Both parties in both chambers typically roll out high-pressured fundraising gambits at the close of every cycle to round up as much loose change as possible. But strategists close to the House Democratic operation said they’ve been struck by the volume of activity this year.
“It’s not a different movie. It’s just in Technicolor this year,” said Paul Equale, a Democratic consultant.
And Emanuel, who has distinguished himself as an aggressive fundraiser, also is dialing up the intensity of his appeals. “Rahm’s message certainly now is that we’re getting to the crunch time, and we need it more than ever,” said one Democratic lobbyist.

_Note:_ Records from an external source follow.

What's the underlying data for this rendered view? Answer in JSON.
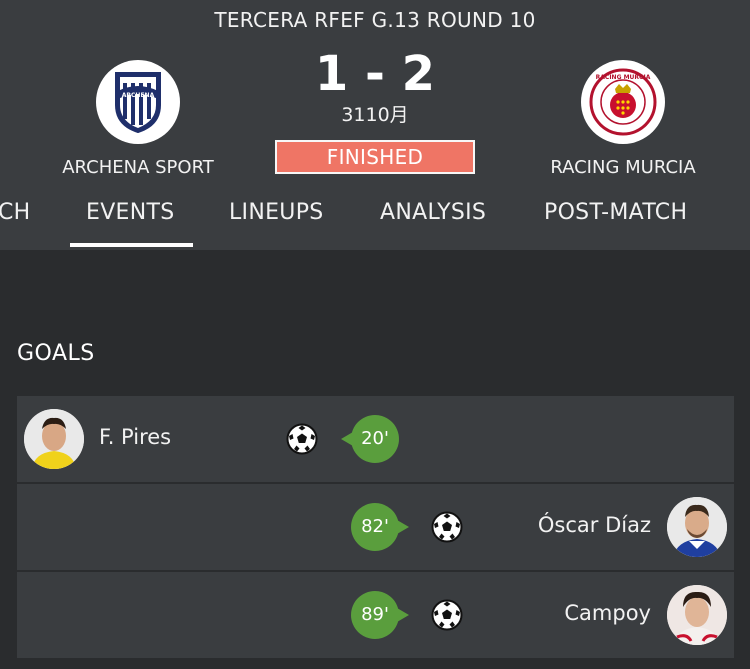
{
  "competition": {
    "title": "TERCERA RFEF G.13 ROUND 10"
  },
  "match": {
    "home_team": "ARCHENA SPORT",
    "away_team": "RACING MURCIA",
    "score": "1 - 2",
    "score_sub": "3110月",
    "status": "FINISHED",
    "home_crest_text": "ARCHENA",
    "away_crest_text": "RACING MURCIA"
  },
  "tabs": [
    {
      "label": "CH"
    },
    {
      "label": "EVENTS",
      "active": true
    },
    {
      "label": "LINEUPS"
    },
    {
      "label": "ANALYSIS"
    },
    {
      "label": "POST-MATCH"
    }
  ],
  "goals": {
    "title": "GOALS",
    "events": [
      {
        "player": "F. Pires",
        "minute": "20'",
        "side": "home"
      },
      {
        "player": "Óscar Díaz",
        "minute": "82'",
        "side": "away"
      },
      {
        "player": "Campoy",
        "minute": "89'",
        "side": "away"
      }
    ]
  },
  "colors": {
    "header_bg": "#3a3d40",
    "page_bg": "#2a2c2e",
    "status_bg": "#ef7565",
    "minute_bg": "#5a9e3d"
  },
  "icons": {
    "goal": "soccer-ball-icon"
  }
}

In that drive, the Illinois lawmaker is being backed by House Democratic leaders and committee members who stand to wield powerful gavels if the chamber flips.
Rep. John Dingell (D-Mich.), the ranking member on the Energy and Commerce Committee, on Wednesday huddled at the Washington Court Hotel with about 35 lobbyists who make up his informal kitchen cabinet.
Dingell usually organizes the irregular get-togethers to discuss policy matters. This week, however, the talk was purely about the upcoming elections, an aide said.
“We want to make sure they’re helping frontline candidates [in competitive races], doing everything they can, ready to be on call and work with the leadership of the DCCC to make sure Democrats win back the House,” the aide said. “This is his No. 1 priority.”
On Sept. 13, House Minority Whip Steny Hoyer (D-Md.) is hosting a lunch to raise PAC contributions for top-tier, open-seat candidates.
That night, the DCCC is hosting a “March to the Majority Reception” at the Sewall-Belmont House and Museum on Capitol Hill. And later this month, Dingell and several colleagues are hosting a dinner at Bistro Bis to raise money for the DCCC. Guests can attend for $500, but the price tag to be an event chair is a $10,000 check to the campaign committee.
Efforts to gather campaign cash from former Hill staffers working downtown have gotten another boost this cycle from an informal effort led by Hoyer and by Democratic Reps. John Tanner (Tenn.), Ellen Tauscher (Calif.) and Joe Crowley (N.Y.). That program had collected $100,000 by mid-summer, with nearly 60 percent of the money coming from personal checks, according to a source familiar with the effort.
While House Democrats are finding many loyal soldiers among the ranks of K Street lobbyists, the party is facing resistance in some downtown quarters where Democratic ties are outweighed by policy demands.
Since a key component of the minority party’s messaging has been tagging Republicans as corporate handmaidens, Democrats have kept certain industries in their cross hairs — most notably the energy and pharmaceutical sectors.
One Democratic lobbyist for a drugmaker said the attacks have gone too far, prompting him to redirect money he would have otherwise offered the DCCC.
“At some point politics is politics, but when you demonize an industry that cures things, it just goes beyond the pale,” this lobbyist said, calling the fundraising appeals from the DCCC on the heels of attacks “dishonest.”
That criticism follows a line of attack Republicans have leveled at Democrats for accepting donations from lobbyists while blasting GOP ties to the community.
“It’s shocking that the architect of the ‘culture of hypocrisy’ is now shaking down K Street for campaign cash,” said Ed Patru, a spokesman for the National Republican Congressional Committee.
Nevertheless, Democratic lobbyist Steve Elmendorf said that the buzz about Democrats retaking the House is enough to prompt lobbyists to keep cutting checks and leaning on clients to follow suit.
“I called the DCCC today and asked them to send me a list of their events,” he said, describing a move that turns on its head the normal fundraising dynamic. “I already give, but I’ve got clients.”
Vice President Joe Biden waits to conduct a mock swearing-in ceremony with Sen. Brian Schatz, D-Hawaii, in the Capitol's Old Senate Chamber, December 2, 2014. Schatz was sworn in to serve the remainder of his term since he was appointed to the seat after Sen. Daniel Inouye, D-Hawaii, passed away.